We’ve all heard the clichés of ‘It’ll be alright on the night’ and ‘The show must go on.’

After the endless disruptions of these past two years rocked by COVID, and with the Omicron variant emerging as I write these words, I’ve found myself asking – in the middle of rehearsals for three different plays for three different year groups – ‘Will it?’ and even, ‘Must it?’

School shows are part and parcel of being a drama teacher, but opting to stage three plays for three different year groups to be performed in the same month may have been a somewhat questionable decision…

The process, not the product

As one of the largest schools in our county, we entered this academic year cautiously, still wearing masks in corridors and maintaining year group ‘bubbles’, which meant no mixed year group shows.

My current Y10s and Y12s have missed multiple opportunities to perform in front of a live audience, so I wanted them to experience this early on in their GCSE and A Level courses. I was also keen to promote my subject to KS3 drama students, and prove to a cohort of Y9s (who haven’t seen a full academic year since Y6!) that drama is a fantastic option to choose at GCSE.

After two years of not always being able to teach in a studio, deliver practical drama or organise theatre trips, I was desperate to put on a school show. This term, however, I’ve had to adjust my expectations in order to do so.

Pre-COVID, my expectations for the school show were always incredibly high. All students had to be off-script, as I wouldn’t allow a prompt. All tickets had to have been sold, and students were required to attend weekly rehearsals.

Fast forward to now, and I’m looking at reduced ticket availability, a very socially distanced audience and students who have had to miss a significant number of rehearsals, resulting in under-rehearsed pieces and leaving me feeling like these performances were a mistake.

Then I walk down the corridor, hearing different cohorts of children practising, playing, directing each other and laughing whilst doing so, and it clicks for me that the outcome isn’t important. If a child forgets their line, or if the lights change on the wrong cue – does it really matter? And who will really care?

Even in a normal year, students would have spent one night performing this show, preceded by countless hours spent rehearsing with peers, learning lines at home and being part of the process. And that’s what they’re going to remember.

Just one night

As news reports of the Omicron variant continue to unfold, I’m once again plagued with the overarching fear that something will prevent these shows from going ahead, but even if they do, I’m going to practice what I preach; remembering that drama is about more than acting, and that school shows are about more than just that one night on stage.

Drama develops invaluable, transferable life skills. Even if our students don’t get to experience the buzz of standing backstage before the lights go up, they’ll still have beheld the buzz of rehearsals.

They might not realise it yet, but their involvement in the production will have helped build their confidence and ability to communicate with others after so long apart. It will also have been an opportunity to experience something sorely missing from their past two years at school – the chance to be part of something fun with their peers.

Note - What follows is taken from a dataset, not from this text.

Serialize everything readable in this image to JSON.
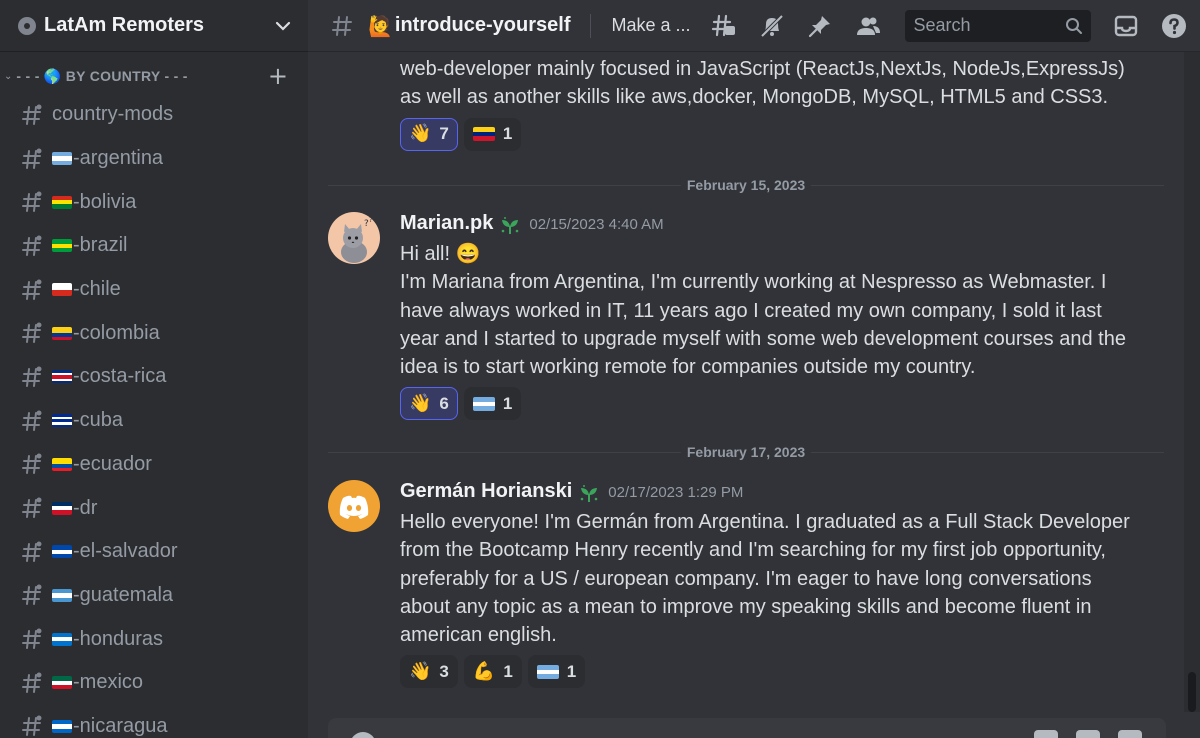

If any fellow drama teachers reading this can relate to having been in mid-rehearsal for a show that may well have ‘gone wrong’, just remember that it doesn’t matter if it does.

We’re not here to put on professional quality shows; we’re here to provide a space for children to be a part of something bigger than academic learning, express themselves and have fun.

Alex Weller is head of drama at Plume Academy in Maldon, Essex, and tweets as @ITeachDrama2